Orphan Works 2008

On Friday, September 26, 2008, the United States Senate passed their version of the Orphan Works legislation by hotline. A hotline is an informal term for a request to members of the Senate to agree to allow a bill or resolution to be approved by the Senate without debate or amendment (for more information on hotline process read this article by Sen. Tom Colburn).

Currently the House version of The Orphan Works Act of 2008 bill, H.R. 5889, is in the House Judiciary Committee, and while it is not as damaging as the Senate version S.2913, either version of the bill would cause catastrophic harm to creative communities which depend on protections of their intellectual property, provided under current Copyright law.

According to the Orphan Works Act of 2008, an “orphan work” is defined as any copyrighted work whose author is unable to be located by an infringer who claims they have performed a “reasonably diligent search” (however it in no way gives any parameters as to what a reasonably diligent search is. In a departure from existing copyright law and business practice, the U.S. Copyright Office has proposed that Congress grant such infringers freedom to ignore the rights of the author and use the work for any purpose, including commercial usage.

This proposal goes far beyond current concepts of fair use.  It is written so broadly that it will expose new works to infringement, even where the author is alive, in business, and licensing the work.  The bill would substantially limit the copyright holder’s ability to recover financially or protect the work, even if the work was registered with the U.S. Copyright Office prior to infringement.  The bill also has a disproportionate impact on visual artists such as photographers, because it is common for an artist’s, work to be published without credit lines or because credit lines can be removed electronically removed by others in our current, electronic age, where many of these images wind up on the internet.

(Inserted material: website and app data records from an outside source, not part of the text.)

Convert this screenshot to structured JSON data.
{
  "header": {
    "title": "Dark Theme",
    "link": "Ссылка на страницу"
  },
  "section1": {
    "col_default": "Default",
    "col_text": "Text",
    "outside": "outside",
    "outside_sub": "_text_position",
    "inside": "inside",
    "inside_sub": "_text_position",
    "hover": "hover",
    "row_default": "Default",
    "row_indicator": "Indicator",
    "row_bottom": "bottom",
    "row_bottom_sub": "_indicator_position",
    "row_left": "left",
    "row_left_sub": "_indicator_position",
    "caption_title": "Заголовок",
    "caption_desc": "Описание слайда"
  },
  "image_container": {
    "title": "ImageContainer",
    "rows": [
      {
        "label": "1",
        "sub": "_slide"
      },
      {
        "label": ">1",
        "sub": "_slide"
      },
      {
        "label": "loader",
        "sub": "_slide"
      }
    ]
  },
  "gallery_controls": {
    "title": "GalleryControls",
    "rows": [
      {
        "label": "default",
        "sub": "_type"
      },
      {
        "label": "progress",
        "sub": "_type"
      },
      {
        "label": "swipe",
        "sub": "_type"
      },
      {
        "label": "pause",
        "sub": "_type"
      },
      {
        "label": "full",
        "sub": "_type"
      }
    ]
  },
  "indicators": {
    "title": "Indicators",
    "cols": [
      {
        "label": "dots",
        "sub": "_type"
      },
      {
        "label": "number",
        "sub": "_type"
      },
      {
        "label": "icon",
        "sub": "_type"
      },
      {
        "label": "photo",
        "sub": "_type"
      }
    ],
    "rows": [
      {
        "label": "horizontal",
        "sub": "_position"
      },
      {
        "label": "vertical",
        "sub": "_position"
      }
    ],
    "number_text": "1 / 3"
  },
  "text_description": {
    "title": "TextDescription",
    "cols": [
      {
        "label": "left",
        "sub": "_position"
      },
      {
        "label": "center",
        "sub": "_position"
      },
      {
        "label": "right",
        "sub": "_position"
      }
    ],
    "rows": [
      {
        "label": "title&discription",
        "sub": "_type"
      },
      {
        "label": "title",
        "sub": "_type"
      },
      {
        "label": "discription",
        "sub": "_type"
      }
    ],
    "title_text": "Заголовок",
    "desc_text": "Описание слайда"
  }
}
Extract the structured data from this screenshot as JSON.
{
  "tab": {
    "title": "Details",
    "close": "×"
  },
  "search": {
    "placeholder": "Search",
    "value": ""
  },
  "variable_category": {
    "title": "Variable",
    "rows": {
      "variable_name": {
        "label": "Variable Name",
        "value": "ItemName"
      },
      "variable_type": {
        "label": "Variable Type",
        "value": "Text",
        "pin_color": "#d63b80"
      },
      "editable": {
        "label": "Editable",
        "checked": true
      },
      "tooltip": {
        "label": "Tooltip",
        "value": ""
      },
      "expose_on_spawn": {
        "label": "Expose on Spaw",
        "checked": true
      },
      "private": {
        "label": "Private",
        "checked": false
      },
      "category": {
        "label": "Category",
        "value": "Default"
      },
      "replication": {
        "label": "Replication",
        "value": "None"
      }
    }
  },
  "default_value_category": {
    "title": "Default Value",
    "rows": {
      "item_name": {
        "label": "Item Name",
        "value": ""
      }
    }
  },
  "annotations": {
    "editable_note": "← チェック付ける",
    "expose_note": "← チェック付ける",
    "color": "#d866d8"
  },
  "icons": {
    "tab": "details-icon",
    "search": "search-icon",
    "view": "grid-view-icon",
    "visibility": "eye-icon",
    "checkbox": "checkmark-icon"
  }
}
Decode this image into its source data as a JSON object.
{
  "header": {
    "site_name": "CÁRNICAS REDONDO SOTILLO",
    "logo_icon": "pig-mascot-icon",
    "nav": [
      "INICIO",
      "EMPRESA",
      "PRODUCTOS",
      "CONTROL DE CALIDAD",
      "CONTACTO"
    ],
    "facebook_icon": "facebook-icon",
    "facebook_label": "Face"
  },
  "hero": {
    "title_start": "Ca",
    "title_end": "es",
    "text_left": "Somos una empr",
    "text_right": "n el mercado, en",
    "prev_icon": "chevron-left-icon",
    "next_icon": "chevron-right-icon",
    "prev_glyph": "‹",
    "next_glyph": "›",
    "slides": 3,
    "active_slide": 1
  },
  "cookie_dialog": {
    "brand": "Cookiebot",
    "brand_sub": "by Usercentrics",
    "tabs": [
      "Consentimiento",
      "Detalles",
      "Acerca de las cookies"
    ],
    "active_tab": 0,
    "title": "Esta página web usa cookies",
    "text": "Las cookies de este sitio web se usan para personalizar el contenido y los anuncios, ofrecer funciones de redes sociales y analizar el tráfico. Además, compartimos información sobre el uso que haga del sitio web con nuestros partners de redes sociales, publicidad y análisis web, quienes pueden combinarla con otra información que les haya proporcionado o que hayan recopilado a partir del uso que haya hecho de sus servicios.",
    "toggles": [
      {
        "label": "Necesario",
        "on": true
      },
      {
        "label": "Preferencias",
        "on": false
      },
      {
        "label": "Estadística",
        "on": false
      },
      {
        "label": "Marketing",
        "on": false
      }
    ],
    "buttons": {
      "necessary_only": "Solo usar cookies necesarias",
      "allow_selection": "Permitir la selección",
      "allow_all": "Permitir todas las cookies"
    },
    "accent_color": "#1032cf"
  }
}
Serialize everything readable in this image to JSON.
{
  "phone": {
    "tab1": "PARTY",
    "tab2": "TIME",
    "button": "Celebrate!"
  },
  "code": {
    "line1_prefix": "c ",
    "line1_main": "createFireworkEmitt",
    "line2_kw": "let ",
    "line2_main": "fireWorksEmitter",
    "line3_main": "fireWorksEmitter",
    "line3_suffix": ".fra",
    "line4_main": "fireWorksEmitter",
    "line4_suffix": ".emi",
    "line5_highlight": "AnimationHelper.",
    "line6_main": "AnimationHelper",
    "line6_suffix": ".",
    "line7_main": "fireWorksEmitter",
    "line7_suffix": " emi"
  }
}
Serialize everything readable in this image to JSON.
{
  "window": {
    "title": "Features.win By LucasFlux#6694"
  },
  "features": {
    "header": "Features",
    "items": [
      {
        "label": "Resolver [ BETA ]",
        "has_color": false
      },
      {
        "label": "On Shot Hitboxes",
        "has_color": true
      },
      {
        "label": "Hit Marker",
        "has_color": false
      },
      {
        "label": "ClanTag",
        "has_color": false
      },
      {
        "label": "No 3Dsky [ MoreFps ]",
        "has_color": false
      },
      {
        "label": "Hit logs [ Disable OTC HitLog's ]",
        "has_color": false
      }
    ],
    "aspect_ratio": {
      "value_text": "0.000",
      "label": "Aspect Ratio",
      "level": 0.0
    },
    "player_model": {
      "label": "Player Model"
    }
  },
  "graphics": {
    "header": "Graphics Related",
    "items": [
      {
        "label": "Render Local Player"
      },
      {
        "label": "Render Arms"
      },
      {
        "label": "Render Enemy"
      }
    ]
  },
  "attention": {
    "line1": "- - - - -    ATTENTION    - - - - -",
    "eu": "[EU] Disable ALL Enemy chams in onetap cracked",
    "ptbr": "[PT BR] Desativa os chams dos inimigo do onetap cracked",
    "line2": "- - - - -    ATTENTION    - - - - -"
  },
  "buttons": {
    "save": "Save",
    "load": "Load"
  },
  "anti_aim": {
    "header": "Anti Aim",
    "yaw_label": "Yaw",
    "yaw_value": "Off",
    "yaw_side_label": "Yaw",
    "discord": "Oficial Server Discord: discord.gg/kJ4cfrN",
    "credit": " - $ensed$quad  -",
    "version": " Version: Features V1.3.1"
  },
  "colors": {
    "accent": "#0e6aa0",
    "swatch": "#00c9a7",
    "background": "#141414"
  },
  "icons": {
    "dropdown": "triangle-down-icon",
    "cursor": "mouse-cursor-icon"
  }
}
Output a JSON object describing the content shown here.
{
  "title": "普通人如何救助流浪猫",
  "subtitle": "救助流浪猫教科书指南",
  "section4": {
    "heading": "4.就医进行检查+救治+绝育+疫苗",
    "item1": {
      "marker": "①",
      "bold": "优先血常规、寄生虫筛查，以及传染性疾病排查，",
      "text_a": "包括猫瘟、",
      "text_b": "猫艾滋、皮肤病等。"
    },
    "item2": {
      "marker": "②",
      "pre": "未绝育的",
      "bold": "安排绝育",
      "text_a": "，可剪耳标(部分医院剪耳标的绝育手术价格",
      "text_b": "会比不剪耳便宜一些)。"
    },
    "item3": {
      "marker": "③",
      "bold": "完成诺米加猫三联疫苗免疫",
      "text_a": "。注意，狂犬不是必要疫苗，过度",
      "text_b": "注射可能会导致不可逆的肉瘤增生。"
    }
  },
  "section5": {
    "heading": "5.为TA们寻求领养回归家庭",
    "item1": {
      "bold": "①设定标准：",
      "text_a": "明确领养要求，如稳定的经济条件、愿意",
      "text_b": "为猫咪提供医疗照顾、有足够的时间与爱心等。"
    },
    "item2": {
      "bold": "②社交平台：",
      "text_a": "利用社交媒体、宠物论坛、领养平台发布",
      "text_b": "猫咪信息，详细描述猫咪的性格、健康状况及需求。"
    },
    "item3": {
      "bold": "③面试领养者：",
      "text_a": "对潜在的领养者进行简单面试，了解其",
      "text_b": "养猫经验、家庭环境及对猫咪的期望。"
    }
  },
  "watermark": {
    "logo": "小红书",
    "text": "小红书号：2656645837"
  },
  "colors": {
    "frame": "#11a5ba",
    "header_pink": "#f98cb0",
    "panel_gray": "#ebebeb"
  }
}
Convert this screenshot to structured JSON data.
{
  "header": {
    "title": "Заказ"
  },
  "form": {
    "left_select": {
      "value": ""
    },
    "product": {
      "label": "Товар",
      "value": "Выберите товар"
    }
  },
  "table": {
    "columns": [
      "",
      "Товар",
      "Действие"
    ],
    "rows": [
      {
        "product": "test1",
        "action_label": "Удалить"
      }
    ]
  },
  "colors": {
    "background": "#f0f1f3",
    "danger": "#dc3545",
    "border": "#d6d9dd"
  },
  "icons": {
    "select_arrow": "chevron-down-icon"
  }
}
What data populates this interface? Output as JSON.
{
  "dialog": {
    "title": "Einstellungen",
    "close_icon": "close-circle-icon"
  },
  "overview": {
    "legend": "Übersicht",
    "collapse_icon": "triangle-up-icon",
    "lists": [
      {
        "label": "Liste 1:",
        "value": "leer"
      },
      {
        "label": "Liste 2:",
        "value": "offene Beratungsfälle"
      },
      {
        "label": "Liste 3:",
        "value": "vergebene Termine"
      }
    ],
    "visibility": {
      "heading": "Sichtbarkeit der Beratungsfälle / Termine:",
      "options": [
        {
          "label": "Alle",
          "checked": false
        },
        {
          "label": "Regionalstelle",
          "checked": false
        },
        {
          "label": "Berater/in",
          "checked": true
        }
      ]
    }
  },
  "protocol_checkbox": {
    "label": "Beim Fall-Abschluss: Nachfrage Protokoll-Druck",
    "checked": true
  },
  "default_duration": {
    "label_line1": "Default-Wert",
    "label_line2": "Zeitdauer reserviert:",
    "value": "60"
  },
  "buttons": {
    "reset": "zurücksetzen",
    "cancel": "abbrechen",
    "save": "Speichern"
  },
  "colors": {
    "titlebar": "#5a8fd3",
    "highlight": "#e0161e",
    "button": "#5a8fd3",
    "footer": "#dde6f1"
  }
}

The Orphan Works Act would force artists to risk their lives’ work to subsidize the start-up ventures of private, profit making registries, using untested image recognition technology and untried business models. These models would inevitably favor the aggregation of images into corporate databases over the licensing of copyrights by the lone artists who create the art.  The most common scenario of orphaning in visual art is the unmarked image. There is only one way to identify the artist belonging to an unmarked image. That would be to match the art against an image-recognition database where the art resides with intact authorship information. These databases would become one-stop shopping centers for infringers to search for royalty-free art. Any images not found in the registries could be considered orphans.  There is no limit to the number of these registries nor the prices they would charge artists for the coerced registration of their work.

In the end, the artist would bear the financial burden of paying for digitizing and depositing the digitized copy with the commercial registries.  Almost all visual artists such as painters, illustrators and photographers are self employed. The number of works created by the average visual artist far exceeds the volume of the most prolific creators of literary, musical and cinematographic works. The cost and time-consumption to individual artists of registering tens of thousands of visual works, at even a low fee, would be prohibitive; therefore countless working artists would find existing works orphaned from the moment they create them.  The Copyright Office has stated explicitly that failure of the artist to meet this burden of registration would result in their work automatically becoming an orphan and subject to legal infringement.

I don’t feel that there are words strong enough to tell you how important it is to personally contact your Representative in the United States House, and ask them to stand against this piece of legislation.  However if you don’t have enough time to call or write them personally please visit http://capwiz.com/illustratorspartnership/issues/alert/?alertid=11980321 or  http://www.petitiononline.com/Stop2913/petition.html or http://www.house.gov/.

If you would like to find out more information please visit http://owoh.org/.